The 6th Night of Museums and Botanical Garden was held on 19 May. This time the topic of the event was suggested by the «Campus Martius, or How to Become a Citizen of Perm University» project that became a grantee in the XI museum project contest «A changing museum in the changing world» in the category «Museum design». The contest was organised by Vladimir Potanin Foundation. What do a butterfly, a turtle and marble have in common? Is it just that they all are artifacts in the university museums? Вack in the day, Ancient Greeks used to describe the world and give everything its meaning, just like we do now. Some of these meanings still exist, even though we do not notice them. One species of butterflies is named after Machaon, a son of Asclepius, a god of medicine in ancient Greek mythology. Machaon led an army in the Trojan War. A turtle is a sacred animal of Hephaestus, as he made the first seven string lyra from an accidentally found shell. As for marble, it had already been used in sculpture in the days of Antiquity. These stories that have already become vague were the ones we tried to recall and so we turned the Perm State University campus into an improvised Ancient Greek city-state, where everyone could become a citizen of the university to become a full member of the community, implicated into its life.
A lot of things that seem obvious nowadays once were pioneer discoveries. We could firsthand see the experiments, demonstrating physical phenomena discovered by Archimedes of Syracuse. Still, some topics remain to be a matter of perpetual controversy. And we had an opportunity to look at modern problems from the point of view of ancient philosophers during a dispute-game «From the Cynics to the Skeptics», when everyone was invited to participate in a «philosophical market», to talk to genuine epicureans, stoics and skeptics and to argue with them, as well as to try oneself as such.

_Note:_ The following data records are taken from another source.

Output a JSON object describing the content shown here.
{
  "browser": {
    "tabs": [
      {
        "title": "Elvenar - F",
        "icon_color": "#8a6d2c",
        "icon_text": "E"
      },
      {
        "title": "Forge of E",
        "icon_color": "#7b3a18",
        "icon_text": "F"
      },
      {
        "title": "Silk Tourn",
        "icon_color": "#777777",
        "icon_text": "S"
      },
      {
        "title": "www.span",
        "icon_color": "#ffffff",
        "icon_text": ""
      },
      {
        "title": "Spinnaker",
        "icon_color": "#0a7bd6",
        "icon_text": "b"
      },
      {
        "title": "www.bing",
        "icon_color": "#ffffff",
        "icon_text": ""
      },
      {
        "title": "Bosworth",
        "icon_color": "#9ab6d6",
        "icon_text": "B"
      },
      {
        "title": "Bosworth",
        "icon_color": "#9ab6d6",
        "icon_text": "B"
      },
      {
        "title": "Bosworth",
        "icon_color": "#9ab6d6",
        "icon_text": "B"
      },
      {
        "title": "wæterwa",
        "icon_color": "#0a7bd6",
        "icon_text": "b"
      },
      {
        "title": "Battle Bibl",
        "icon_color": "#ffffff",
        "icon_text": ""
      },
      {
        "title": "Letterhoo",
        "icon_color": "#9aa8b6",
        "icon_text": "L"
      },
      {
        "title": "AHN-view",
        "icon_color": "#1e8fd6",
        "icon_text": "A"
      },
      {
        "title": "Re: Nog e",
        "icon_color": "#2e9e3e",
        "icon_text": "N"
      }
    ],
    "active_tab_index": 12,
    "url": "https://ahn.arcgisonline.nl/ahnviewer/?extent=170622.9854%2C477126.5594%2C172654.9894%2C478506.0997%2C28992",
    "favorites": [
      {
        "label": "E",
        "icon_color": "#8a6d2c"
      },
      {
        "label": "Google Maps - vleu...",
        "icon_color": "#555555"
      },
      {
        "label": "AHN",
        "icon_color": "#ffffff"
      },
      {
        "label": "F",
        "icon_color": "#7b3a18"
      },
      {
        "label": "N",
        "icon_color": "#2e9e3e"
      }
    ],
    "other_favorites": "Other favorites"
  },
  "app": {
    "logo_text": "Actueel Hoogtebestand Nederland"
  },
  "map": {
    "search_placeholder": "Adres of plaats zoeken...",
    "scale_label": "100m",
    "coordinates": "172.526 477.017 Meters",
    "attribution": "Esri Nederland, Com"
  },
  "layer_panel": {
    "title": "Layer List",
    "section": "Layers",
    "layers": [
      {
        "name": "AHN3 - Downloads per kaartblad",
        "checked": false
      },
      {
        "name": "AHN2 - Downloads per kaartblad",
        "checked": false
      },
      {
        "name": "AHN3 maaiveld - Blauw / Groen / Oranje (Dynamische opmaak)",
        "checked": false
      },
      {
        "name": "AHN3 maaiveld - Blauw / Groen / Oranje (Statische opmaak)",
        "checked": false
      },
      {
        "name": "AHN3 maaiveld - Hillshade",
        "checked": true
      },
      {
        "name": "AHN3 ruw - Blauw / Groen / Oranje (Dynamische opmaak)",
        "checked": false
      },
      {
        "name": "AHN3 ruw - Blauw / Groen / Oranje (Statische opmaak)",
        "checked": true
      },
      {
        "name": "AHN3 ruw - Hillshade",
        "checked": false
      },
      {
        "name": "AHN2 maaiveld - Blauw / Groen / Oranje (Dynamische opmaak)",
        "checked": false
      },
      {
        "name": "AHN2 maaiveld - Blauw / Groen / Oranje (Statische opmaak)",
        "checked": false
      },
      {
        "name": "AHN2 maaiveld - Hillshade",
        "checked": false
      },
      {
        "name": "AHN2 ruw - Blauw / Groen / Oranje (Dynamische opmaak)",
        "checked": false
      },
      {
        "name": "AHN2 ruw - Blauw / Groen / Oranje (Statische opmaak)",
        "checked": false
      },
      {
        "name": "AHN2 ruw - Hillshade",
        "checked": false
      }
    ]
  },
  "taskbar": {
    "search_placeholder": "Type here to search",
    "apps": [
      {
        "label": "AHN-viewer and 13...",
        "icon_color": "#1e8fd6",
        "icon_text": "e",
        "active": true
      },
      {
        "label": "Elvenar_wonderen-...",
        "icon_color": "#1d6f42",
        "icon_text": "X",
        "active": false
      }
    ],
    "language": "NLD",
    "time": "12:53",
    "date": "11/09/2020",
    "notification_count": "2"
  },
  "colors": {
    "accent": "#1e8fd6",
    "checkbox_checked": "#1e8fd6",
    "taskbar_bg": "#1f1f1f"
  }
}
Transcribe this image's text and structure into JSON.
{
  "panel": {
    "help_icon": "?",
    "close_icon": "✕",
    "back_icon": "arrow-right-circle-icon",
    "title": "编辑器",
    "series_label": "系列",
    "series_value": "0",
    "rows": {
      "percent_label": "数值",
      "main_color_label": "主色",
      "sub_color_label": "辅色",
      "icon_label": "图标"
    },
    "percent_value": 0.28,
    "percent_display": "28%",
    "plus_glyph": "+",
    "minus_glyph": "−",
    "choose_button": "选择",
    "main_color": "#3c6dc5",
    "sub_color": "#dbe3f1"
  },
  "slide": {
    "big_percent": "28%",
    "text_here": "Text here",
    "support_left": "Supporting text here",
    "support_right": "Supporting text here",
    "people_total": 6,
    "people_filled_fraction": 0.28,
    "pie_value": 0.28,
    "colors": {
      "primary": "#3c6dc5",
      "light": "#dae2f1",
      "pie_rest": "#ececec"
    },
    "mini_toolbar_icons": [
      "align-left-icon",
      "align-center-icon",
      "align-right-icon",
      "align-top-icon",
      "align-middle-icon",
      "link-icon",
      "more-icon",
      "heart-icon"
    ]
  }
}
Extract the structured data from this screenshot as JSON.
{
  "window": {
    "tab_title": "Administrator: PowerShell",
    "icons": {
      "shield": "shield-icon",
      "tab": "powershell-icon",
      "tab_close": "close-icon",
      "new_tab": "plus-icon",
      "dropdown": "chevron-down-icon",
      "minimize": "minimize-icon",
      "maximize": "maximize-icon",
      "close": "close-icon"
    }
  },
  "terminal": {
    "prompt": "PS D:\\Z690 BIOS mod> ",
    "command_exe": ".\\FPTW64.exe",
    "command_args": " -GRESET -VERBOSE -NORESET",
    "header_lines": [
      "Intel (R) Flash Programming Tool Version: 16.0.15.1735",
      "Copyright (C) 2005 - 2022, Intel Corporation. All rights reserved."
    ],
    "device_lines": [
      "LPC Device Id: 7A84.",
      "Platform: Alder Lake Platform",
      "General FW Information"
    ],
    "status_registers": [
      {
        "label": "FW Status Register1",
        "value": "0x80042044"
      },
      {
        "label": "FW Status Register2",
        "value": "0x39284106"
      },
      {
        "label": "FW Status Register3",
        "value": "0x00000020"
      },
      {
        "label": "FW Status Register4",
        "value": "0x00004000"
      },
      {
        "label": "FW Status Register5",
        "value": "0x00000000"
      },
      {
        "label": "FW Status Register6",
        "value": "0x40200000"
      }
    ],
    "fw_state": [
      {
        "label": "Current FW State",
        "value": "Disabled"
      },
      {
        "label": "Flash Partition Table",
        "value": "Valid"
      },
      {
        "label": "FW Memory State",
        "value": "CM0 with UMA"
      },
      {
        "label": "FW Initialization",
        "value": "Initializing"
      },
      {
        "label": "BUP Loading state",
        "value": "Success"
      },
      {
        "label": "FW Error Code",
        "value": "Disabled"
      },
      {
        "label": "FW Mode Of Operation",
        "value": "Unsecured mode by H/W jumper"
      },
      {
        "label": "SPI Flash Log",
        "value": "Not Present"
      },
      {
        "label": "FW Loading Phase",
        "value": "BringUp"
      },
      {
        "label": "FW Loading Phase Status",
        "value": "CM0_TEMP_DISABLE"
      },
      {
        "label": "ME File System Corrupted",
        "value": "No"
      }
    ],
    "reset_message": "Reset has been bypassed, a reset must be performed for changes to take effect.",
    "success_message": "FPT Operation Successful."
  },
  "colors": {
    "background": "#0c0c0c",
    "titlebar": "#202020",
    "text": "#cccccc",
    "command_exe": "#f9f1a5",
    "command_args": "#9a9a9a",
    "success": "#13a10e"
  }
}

The most accurate, the fastest and the strongest competed in the Olympic Games. The most skillful decorated the ancient Greek vases using whether a black-figure or a red-figure techique. That day you could hear a play «Forget Herostratus!» read aloud by the actors of the «Small Theatre» in the tower of the Institute of Natural Science and then take a walk down the busy paths of the sacred grove of Zeus — the Botanical Garden.
The atmosphere was supported by the Perm County Orchestra, the university choir and an antique-themed music compilation. The visual interpretation of the heritage of Antiquity was expressed in the works of modern Permian artists, whose art-objects, installations and performances could be seen all over the city-state.
Of course, each of the museum excursions was connected with the artifacts that reminded us of Antiquity. For instance, the Rare Book Museum’s exposition called «Book extreme in folio, in diodesimo and less: small and giant books in the Science Library of Perm State University received new exhibits, such as books in Latin printed in the XVI c., showing the passion for the works of ancient Greek and Roman authors during that time. Only few were chosen from the «antique» collection. The longest of them is the «Lexicon graecolatinum» («Graeco-Latin lexicon»), printed in Paris in 1552. Another one is the oldest dated book «Macrobius, Ambrosius, 1538» (the work of an ancient philosopher Macrobius) and a book by the most famous Roman historian, Titus Livius, «Livii Historiarum» or «The History of Rome».
In the heat of the festival we opened a renovated entrance zone to the Perm State University History Museum, which marked the culmination of «Campus Martius, or How to become a citizen of Perm University» project, supported by Vladimir Potanin Foundation. The students have already begun to explore this new modern space, which has been harmoniously integrated into the university’s historic building and even has «penetrated» to the museum itself, connecting the two expositions: an internal and an external one. Howerver, the project is not finished yet. The meetings at the start of the new academic year await us.